5-Layer Silicone Gel Inserts, $3.44; at Amazon
As someone who generally doesn’t believe that price is associated with quality, I was psyched that achieving height nirvana might cost less than a Venti Starbucks blonde roast. These arrived from a third-party Amazon seller in a clear plastic bag with 10 different pieces, meant to be customized and stacked to reach two inches total.
After futzing with them for a few minutes, I got frustrated. Each layer was made from thin rubber, and I had a hard time figuring out how the smaller layers stacked into the larger ones, ultimately just piling them on top of each other and sticking them inside a pair of flat Harley Davidson leather moto boots.
Sure enough, the fact that I couldn’t get them to attach to one another made this set pretty unworkable—they didn’t stay put, and I found the five layers to be way too bulky when zipped inside my shoes. However, I had better success when I stacked only two layers and placed them into something totally flat, like sneakers, giving me about a three-quarters– to one-inch lift.
Bottom line: You do get what you pay for in this case. While they might work in a pinch, they’re not intuitive or ideal. They don’t click into each other as well as the site makes it seem. I don’t think I’ll be using these again.
Tasharina White Height Insoles Double Layer Heel Lift Pads for Woman, $9.27; at Walmart
Apparently Walmart, like Amazon, works with third-party vendors, because these arrived from China. Although I was excited for their Nike-esque sole and gel bubble, I found these to be another disappointment. Like Say Hello to Longer Legs, these soles were way too cumbersome to insert into a shoe that fits. I do think they would have worked well on a slip-on, roomy boot, like an Ugg, but I couldn’t zip up any pairs I tried that had these and, critically, my foot.
Kalevel 2.4-inch Silicone Insole Shoe Lifts, $16.99; at Amazon
I tried these last. Needless to say, I didn’t have incredibly high hopes, but I was pleasantly surprised. Like the clear rubber pack of ten, these also came with a handful of stackable pieces (six in total) for a maximum boost of 2.4 inches. Again, I had a hard time understanding how they fit together, so I started using just one individual piece inside a pair of brown suede Chelsea boots. At about a half-inch each, these slide inside my shoes nicely, are very pliable, and really do make me a little taller.
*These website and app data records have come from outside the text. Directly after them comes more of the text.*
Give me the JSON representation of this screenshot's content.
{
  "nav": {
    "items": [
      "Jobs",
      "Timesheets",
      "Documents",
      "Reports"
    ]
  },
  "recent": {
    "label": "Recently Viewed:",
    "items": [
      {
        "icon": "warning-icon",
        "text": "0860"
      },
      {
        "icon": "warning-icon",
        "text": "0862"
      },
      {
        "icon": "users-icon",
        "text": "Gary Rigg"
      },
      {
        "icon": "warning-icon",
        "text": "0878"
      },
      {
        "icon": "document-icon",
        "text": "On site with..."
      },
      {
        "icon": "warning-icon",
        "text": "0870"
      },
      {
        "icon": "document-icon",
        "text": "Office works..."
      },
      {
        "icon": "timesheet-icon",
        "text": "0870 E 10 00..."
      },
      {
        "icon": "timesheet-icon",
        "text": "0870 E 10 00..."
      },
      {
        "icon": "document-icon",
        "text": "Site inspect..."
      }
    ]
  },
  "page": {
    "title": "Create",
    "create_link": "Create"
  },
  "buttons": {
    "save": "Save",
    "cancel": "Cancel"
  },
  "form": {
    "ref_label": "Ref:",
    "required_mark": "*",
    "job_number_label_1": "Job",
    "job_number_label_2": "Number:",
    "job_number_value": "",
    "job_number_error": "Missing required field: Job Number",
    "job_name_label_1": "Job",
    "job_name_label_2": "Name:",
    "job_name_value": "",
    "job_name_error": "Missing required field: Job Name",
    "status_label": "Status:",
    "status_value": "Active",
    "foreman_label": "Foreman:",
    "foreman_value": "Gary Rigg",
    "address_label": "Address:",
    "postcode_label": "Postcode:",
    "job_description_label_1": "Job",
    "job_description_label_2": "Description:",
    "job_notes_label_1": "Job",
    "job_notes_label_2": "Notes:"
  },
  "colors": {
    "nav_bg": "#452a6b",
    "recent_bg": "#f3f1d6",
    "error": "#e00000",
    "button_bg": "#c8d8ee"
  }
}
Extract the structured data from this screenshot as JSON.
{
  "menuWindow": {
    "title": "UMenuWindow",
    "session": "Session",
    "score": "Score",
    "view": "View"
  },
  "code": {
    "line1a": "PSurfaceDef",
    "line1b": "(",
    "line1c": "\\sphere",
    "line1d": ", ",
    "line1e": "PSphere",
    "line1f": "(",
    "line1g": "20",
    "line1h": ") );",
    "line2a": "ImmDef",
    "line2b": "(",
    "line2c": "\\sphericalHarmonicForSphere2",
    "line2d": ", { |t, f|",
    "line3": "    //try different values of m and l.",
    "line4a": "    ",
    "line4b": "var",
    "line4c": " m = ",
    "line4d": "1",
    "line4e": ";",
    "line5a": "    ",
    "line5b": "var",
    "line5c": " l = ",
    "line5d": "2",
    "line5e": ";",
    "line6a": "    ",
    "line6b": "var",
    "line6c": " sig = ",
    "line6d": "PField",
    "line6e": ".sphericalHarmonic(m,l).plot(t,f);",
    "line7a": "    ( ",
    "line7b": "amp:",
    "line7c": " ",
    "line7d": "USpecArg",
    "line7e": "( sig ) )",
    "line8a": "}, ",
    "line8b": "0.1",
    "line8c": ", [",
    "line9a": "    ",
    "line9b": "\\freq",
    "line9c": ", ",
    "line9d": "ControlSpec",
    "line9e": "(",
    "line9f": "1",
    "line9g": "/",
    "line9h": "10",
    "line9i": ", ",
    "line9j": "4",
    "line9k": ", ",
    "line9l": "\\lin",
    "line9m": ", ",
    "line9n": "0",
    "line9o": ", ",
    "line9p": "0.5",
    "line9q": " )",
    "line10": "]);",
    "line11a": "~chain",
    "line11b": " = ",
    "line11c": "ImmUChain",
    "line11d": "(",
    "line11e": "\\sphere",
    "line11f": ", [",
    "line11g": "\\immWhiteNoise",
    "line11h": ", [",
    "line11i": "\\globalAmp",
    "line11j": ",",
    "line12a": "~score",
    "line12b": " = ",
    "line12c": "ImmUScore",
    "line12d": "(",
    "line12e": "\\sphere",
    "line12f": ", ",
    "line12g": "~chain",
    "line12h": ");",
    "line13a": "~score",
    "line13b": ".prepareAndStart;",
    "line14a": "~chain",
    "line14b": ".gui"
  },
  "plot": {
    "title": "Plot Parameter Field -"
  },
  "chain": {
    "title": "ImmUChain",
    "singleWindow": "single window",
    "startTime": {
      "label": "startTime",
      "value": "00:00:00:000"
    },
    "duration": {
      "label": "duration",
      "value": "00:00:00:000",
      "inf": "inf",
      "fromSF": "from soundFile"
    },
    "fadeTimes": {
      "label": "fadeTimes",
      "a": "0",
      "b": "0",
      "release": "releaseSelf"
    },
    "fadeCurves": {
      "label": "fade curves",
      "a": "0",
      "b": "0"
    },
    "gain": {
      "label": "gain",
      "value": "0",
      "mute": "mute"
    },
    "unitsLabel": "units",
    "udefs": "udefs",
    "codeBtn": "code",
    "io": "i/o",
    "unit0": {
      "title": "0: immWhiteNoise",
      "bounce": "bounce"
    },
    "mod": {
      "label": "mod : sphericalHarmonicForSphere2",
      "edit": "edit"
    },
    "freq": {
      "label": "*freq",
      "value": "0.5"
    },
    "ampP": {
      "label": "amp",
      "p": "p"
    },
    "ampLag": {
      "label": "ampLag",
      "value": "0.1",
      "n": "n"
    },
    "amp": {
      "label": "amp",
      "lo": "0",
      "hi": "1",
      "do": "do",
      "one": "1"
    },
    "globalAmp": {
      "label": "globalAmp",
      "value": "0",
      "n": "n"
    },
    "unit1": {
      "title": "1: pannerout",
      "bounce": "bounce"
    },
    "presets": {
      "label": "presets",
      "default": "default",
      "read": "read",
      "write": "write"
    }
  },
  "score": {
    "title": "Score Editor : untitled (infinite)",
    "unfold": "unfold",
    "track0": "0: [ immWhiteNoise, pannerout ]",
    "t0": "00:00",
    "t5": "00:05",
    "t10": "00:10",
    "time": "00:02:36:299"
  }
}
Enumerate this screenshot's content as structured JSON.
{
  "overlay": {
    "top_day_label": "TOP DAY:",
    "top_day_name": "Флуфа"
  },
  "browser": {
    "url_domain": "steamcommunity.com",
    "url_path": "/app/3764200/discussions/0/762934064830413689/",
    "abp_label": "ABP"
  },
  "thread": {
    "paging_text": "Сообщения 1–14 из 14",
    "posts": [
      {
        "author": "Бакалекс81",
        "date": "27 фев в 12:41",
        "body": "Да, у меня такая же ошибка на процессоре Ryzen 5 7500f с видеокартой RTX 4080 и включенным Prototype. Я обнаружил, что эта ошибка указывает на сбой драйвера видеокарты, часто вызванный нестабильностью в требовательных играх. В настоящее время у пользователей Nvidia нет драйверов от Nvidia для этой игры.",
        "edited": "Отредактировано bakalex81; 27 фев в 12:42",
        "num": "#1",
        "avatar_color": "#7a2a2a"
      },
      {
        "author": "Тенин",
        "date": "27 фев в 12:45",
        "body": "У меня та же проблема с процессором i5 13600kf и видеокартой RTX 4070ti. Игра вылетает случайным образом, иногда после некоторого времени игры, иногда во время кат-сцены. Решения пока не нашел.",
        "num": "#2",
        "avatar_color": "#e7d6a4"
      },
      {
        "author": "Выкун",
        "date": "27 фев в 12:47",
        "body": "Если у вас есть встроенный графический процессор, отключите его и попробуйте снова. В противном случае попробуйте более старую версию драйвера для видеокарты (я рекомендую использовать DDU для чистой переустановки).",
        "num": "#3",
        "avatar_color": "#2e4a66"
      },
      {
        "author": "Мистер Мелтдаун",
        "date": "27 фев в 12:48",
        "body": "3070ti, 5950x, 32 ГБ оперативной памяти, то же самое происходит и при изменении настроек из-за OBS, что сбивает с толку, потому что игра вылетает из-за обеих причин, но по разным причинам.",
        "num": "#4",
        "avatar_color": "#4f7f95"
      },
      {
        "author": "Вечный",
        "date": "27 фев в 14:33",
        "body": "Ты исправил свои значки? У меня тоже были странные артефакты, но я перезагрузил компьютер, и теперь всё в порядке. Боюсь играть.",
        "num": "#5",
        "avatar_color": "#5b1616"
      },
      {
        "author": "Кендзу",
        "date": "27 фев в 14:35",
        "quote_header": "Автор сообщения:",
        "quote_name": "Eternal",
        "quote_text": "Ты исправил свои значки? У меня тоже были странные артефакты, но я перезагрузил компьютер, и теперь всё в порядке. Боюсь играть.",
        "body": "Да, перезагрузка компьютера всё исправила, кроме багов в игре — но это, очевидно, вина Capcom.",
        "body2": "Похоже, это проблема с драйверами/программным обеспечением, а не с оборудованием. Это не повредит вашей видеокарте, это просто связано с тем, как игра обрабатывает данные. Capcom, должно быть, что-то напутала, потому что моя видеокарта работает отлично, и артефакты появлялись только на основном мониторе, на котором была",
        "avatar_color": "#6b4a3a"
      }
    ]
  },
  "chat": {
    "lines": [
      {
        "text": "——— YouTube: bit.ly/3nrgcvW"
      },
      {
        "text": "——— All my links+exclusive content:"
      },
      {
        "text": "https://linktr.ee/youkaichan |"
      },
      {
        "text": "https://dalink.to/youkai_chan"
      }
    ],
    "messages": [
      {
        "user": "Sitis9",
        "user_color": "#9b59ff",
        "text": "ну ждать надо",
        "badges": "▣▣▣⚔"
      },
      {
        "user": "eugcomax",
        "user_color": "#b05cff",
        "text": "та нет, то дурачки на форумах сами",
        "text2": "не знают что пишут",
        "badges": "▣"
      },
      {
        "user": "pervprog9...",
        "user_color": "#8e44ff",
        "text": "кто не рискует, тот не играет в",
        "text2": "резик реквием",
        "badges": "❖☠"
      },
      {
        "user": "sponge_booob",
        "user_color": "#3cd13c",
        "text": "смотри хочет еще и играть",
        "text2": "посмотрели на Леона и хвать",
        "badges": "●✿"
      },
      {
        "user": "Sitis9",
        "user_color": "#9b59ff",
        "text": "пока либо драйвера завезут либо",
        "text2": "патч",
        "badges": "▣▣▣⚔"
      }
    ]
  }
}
With these, I’m able to stack two pretty comfortably without them being visible, but I will admit that doubling up makes my posture pitch forward a bit, which isn’t the most natural. Still, these are far and away the winner, and I keep them in my bag at all times if I’m not wearing them, because you never know when you’ll need to grow two inches taller in a matter of minutes.
So … are shoe lifts a flawless way to appear taller without resorting to running around in heels 24/7? Eh, not really. Most aren’t streamlined enough to look natural, nor do they fit inside shoes all that easily. But until scientists discover a pill that’ll add inches to your height, I’m game to keep trying.